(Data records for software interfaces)

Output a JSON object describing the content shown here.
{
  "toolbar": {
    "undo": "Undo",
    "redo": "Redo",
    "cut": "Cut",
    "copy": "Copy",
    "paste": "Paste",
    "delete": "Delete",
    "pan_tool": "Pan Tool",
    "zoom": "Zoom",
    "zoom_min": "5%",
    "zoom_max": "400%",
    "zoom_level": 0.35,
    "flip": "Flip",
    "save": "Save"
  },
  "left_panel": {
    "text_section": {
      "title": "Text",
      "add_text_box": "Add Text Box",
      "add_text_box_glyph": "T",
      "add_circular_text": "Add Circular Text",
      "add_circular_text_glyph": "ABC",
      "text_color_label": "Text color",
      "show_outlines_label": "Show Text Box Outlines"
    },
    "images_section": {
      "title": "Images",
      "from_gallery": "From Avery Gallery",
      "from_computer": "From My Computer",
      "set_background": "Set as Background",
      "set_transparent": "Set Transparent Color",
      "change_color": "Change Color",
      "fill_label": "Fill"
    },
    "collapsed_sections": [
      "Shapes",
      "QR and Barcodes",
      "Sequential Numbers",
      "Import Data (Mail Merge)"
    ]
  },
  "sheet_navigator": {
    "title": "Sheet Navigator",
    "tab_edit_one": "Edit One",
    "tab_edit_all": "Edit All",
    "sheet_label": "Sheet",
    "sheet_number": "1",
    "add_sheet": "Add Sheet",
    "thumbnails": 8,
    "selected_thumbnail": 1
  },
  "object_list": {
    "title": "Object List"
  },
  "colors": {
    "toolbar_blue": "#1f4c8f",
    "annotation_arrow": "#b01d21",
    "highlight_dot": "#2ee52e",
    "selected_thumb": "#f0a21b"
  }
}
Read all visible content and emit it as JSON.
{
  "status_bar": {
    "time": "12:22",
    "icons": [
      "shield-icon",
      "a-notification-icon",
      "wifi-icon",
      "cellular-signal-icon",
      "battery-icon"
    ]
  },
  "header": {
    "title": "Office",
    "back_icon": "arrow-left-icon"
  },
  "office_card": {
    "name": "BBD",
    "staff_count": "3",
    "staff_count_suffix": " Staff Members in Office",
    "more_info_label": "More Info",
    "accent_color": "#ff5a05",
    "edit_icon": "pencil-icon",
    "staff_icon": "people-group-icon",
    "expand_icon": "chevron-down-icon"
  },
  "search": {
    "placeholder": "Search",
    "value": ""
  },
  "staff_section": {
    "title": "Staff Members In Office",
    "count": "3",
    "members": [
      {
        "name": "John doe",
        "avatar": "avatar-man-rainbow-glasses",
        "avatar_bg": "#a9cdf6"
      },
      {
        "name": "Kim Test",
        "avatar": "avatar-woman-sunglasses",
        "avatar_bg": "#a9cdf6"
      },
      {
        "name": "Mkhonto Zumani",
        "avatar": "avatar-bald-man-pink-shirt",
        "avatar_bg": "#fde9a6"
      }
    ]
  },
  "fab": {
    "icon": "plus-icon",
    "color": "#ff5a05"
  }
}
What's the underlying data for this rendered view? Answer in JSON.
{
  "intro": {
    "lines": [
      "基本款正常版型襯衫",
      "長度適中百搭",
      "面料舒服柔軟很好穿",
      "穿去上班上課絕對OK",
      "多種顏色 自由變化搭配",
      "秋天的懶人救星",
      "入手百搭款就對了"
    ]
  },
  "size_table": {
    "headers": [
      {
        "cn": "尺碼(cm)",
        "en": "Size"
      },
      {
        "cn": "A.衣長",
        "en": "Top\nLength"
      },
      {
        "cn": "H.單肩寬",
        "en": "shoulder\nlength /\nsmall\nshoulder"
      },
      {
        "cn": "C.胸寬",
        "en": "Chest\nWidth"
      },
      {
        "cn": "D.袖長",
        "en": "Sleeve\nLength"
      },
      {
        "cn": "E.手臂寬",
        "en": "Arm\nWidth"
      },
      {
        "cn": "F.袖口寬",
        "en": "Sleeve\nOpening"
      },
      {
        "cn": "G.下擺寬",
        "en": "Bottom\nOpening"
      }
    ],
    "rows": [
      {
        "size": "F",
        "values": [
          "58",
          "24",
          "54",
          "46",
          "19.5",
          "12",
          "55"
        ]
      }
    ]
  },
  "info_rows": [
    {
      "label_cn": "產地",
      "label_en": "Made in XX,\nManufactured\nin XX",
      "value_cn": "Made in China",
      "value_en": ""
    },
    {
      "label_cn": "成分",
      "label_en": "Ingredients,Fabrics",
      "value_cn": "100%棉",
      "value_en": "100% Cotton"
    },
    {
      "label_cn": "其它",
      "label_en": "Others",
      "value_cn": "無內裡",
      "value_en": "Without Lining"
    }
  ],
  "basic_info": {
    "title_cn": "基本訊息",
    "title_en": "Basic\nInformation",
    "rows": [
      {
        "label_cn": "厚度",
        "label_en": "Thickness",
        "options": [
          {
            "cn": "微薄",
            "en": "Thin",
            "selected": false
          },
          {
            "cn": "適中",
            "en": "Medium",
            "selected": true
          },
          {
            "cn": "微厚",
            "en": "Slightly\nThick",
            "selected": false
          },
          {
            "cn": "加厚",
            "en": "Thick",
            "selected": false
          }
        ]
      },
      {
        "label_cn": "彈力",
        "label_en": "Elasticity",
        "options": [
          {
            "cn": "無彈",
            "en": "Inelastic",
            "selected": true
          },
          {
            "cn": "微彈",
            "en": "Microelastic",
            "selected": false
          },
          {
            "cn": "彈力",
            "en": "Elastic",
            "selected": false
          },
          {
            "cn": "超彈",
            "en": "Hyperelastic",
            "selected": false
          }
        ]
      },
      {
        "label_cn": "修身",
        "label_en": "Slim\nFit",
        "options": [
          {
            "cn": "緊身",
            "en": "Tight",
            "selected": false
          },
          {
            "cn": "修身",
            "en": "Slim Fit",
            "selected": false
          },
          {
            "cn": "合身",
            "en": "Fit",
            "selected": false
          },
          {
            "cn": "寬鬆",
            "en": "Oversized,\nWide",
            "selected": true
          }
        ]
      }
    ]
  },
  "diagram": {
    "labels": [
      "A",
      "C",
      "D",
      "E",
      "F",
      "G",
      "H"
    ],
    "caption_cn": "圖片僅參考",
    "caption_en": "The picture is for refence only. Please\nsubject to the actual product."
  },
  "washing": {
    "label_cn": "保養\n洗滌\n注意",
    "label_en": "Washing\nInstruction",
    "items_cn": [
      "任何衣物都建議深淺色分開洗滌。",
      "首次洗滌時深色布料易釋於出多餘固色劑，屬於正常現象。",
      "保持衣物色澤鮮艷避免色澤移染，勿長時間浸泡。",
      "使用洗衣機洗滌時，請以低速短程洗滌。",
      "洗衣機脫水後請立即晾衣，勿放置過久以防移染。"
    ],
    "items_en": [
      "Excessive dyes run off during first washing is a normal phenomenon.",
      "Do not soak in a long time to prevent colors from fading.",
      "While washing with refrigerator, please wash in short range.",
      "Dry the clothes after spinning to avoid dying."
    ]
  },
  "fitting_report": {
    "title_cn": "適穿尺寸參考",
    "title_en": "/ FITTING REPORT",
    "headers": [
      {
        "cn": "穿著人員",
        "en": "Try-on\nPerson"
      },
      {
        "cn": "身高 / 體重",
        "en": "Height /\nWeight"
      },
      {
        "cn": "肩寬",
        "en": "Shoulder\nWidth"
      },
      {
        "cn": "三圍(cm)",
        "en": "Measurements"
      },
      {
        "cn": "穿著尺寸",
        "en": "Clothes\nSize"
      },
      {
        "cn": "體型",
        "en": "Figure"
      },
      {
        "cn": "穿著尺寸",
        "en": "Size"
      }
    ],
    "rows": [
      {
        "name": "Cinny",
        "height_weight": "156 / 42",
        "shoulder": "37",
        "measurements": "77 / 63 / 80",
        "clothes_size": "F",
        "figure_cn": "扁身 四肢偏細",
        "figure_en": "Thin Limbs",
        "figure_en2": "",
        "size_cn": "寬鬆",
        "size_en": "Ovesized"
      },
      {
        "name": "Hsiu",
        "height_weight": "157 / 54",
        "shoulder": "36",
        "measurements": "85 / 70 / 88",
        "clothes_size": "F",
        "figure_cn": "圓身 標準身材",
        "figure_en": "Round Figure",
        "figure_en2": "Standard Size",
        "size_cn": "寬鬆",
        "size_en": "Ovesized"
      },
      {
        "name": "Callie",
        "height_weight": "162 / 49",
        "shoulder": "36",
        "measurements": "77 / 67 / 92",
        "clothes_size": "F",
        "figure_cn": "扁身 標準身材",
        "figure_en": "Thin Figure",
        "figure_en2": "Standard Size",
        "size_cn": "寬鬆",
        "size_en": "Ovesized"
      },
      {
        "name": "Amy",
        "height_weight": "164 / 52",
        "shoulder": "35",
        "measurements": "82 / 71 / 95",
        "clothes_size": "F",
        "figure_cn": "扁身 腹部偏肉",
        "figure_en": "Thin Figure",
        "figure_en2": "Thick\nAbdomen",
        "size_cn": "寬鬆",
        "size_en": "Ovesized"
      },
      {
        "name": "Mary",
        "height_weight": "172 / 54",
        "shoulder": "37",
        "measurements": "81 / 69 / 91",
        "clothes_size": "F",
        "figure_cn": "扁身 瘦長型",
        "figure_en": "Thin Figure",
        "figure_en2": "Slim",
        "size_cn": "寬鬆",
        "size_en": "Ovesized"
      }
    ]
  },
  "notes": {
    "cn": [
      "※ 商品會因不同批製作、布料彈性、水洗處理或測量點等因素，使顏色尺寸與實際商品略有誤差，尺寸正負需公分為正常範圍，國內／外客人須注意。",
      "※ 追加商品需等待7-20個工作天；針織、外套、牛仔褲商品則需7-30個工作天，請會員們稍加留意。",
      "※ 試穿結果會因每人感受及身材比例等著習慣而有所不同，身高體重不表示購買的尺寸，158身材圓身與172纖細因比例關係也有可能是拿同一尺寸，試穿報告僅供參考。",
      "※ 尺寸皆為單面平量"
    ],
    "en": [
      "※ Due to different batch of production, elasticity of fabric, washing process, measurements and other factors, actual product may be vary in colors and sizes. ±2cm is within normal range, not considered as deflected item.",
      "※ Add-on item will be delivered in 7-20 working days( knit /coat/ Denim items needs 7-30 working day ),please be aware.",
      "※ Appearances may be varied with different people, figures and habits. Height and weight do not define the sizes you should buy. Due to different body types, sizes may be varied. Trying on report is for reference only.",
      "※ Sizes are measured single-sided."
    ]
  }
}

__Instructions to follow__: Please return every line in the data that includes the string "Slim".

__Answer__:
        "label_en": "Slim\nFit",
            "en": "Slim Fit",
        "figure_en2": "Slim",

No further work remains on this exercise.